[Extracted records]

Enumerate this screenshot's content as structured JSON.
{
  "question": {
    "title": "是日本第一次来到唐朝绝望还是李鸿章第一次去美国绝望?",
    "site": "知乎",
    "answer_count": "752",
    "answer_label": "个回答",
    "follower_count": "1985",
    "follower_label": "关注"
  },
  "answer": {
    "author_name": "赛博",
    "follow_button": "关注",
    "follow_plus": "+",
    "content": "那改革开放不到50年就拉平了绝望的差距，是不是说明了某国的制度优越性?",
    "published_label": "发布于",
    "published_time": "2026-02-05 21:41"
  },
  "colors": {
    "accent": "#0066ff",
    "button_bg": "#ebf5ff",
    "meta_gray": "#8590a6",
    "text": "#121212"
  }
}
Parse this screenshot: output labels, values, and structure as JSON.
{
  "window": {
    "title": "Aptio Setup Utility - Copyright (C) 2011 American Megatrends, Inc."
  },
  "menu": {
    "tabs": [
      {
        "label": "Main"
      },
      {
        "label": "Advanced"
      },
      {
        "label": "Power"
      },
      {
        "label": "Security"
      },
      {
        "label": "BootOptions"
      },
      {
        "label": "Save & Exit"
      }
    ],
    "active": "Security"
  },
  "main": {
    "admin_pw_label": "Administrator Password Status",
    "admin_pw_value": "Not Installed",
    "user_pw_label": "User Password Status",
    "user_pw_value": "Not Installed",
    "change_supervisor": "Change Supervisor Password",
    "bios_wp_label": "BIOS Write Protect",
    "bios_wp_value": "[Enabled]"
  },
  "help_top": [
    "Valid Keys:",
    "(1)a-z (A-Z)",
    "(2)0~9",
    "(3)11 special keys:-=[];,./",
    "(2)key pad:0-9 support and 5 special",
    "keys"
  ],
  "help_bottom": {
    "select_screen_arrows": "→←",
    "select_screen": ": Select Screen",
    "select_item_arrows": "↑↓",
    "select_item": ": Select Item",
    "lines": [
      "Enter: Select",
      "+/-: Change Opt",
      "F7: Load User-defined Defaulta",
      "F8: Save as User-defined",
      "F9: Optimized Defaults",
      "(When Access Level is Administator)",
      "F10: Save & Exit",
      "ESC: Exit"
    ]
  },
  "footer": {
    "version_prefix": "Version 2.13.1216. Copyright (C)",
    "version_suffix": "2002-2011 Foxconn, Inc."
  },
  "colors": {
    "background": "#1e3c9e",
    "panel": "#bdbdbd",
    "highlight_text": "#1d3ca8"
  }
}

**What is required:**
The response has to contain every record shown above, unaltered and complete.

**Response to this exercise:**
Enumerate this screenshot's content as structured JSON.
{
  "question": {
    "title": "是日本第一次来到唐朝绝望还是李鸿章第一次去美国绝望?",
    "site": "知乎",
    "answer_count": "752",
    "answer_label": "个回答",
    "follower_count": "1985",
    "follower_label": "关注"
  },
  "answer": {
    "author_name": "赛博",
    "follow_button": "关注",
    "follow_plus": "+",
    "content": "那改革开放不到50年就拉平了绝望的差距，是不是说明了某国的制度优越性?",
    "published_label": "发布于",
    "published_time": "2026-02-05 21:41"
  },
  "colors": {
    "accent": "#0066ff",
    "button_bg": "#ebf5ff",
    "meta_gray": "#8590a6",
    "text": "#121212"
  }
}
Parse this screenshot: output labels, values, and structure as JSON.
{
  "window": {
    "title": "Aptio Setup Utility - Copyright (C) 2011 American Megatrends, Inc."
  },
  "menu": {
    "tabs": [
      {
        "label": "Main"
      },
      {
        "label": "Advanced"
      },
      {
        "label": "Power"
      },
      {
        "label": "Security"
      },
      {
        "label": "BootOptions"
      },
      {
        "label": "Save & Exit"
      }
    ],
    "active": "Security"
  },
  "main": {
    "admin_pw_label": "Administrator Password Status",
    "admin_pw_value": "Not Installed",
    "user_pw_label": "User Password Status",
    "user_pw_value": "Not Installed",
    "change_supervisor": "Change Supervisor Password",
    "bios_wp_label": "BIOS Write Protect",
    "bios_wp_value": "[Enabled]"
  },
  "help_top": [
    "Valid Keys:",
    "(1)a-z (A-Z)",
    "(2)0~9",
    "(3)11 special keys:-=[];,./",
    "(2)key pad:0-9 support and 5 special",
    "keys"
  ],
  "help_bottom": {
    "select_screen_arrows": "→←",
    "select_screen": ": Select Screen",
    "select_item_arrows": "↑↓",
    "select_item": ": Select Item",
    "lines": [
      "Enter: Select",
      "+/-: Change Opt",
      "F7: Load User-defined Defaulta",
      "F8: Save as User-defined",
      "F9: Optimized Defaults",
      "(When Access Level is Administator)",
      "F10: Save & Exit",
      "ESC: Exit"
    ]
  },
  "footer": {
    "version_prefix": "Version 2.13.1216. Copyright (C)",
    "version_suffix": "2002-2011 Foxconn, Inc."
  },
  "colors": {
    "background": "#1e3c9e",
    "panel": "#bdbdbd",
    "highlight_text": "#1d3ca8"
  }
}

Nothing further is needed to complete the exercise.